Data about app and page elements
================
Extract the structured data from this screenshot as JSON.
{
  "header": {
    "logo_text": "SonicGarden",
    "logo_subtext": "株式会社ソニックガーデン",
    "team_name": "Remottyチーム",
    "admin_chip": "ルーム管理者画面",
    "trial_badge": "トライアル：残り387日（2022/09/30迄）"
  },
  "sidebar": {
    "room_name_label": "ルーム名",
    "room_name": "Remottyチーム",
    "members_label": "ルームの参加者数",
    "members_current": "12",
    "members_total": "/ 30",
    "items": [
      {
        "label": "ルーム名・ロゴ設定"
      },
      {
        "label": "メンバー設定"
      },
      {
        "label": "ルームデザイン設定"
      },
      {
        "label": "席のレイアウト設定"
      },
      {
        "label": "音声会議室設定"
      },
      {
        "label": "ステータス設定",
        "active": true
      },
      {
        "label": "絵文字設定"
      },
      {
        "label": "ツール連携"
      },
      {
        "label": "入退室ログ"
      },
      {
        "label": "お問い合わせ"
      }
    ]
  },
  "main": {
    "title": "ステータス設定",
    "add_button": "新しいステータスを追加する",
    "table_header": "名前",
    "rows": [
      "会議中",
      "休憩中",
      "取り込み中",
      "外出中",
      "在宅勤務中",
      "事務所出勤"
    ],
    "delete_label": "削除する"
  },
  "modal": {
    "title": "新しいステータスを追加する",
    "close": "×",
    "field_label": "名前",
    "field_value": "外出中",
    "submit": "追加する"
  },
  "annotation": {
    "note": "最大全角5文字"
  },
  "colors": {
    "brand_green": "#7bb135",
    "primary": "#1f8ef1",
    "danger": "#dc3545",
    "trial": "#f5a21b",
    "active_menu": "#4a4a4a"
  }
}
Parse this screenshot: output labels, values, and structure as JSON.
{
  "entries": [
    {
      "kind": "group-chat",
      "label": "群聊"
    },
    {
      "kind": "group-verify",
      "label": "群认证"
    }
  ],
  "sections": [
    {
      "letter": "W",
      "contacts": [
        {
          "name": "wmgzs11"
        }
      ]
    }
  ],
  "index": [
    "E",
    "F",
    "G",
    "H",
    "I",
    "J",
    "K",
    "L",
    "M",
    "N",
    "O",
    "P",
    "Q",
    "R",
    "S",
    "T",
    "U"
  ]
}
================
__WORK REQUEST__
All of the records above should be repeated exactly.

__COMPLETED TASK__
Extract the structured data from this screenshot as JSON.
{
  "header": {
    "logo_text": "SonicGarden",
    "logo_subtext": "株式会社ソニックガーデン",
    "team_name": "Remottyチーム",
    "admin_chip": "ルーム管理者画面",
    "trial_badge": "トライアル：残り387日（2022/09/30迄）"
  },
  "sidebar": {
    "room_name_label": "ルーム名",
    "room_name": "Remottyチーム",
    "members_label": "ルームの参加者数",
    "members_current": "12",
    "members_total": "/ 30",
    "items": [
      {
        "label": "ルーム名・ロゴ設定"
      },
      {
        "label": "メンバー設定"
      },
      {
        "label": "ルームデザイン設定"
      },
      {
        "label": "席のレイアウト設定"
      },
      {
        "label": "音声会議室設定"
      },
      {
        "label": "ステータス設定",
        "active": true
      },
      {
        "label": "絵文字設定"
      },
      {
        "label": "ツール連携"
      },
      {
        "label": "入退室ログ"
      },
      {
        "label": "お問い合わせ"
      }
    ]
  },
  "main": {
    "title": "ステータス設定",
    "add_button": "新しいステータスを追加する",
    "table_header": "名前",
    "rows": [
      "会議中",
      "休憩中",
      "取り込み中",
      "外出中",
      "在宅勤務中",
      "事務所出勤"
    ],
    "delete_label": "削除する"
  },
  "modal": {
    "title": "新しいステータスを追加する",
    "close": "×",
    "field_label": "名前",
    "field_value": "外出中",
    "submit": "追加する"
  },
  "annotation": {
    "note": "最大全角5文字"
  },
  "colors": {
    "brand_green": "#7bb135",
    "primary": "#1f8ef1",
    "danger": "#dc3545",
    "trial": "#f5a21b",
    "active_menu": "#4a4a4a"
  }
}
Parse this screenshot: output labels, values, and structure as JSON.
{
  "entries": [
    {
      "kind": "group-chat",
      "label": "群聊"
    },
    {
      "kind": "group-verify",
      "label": "群认证"
    }
  ],
  "sections": [
    {
      "letter": "W",
      "contacts": [
        {
          "name": "wmgzs11"
        }
      ]
    }
  ],
  "index": [
    "E",
    "F",
    "G",
    "H",
    "I",
    "J",
    "K",
    "L",
    "M",
    "N",
    "O",
    "P",
    "Q",
    "R",
    "S",
    "T",
    "U"
  ]
}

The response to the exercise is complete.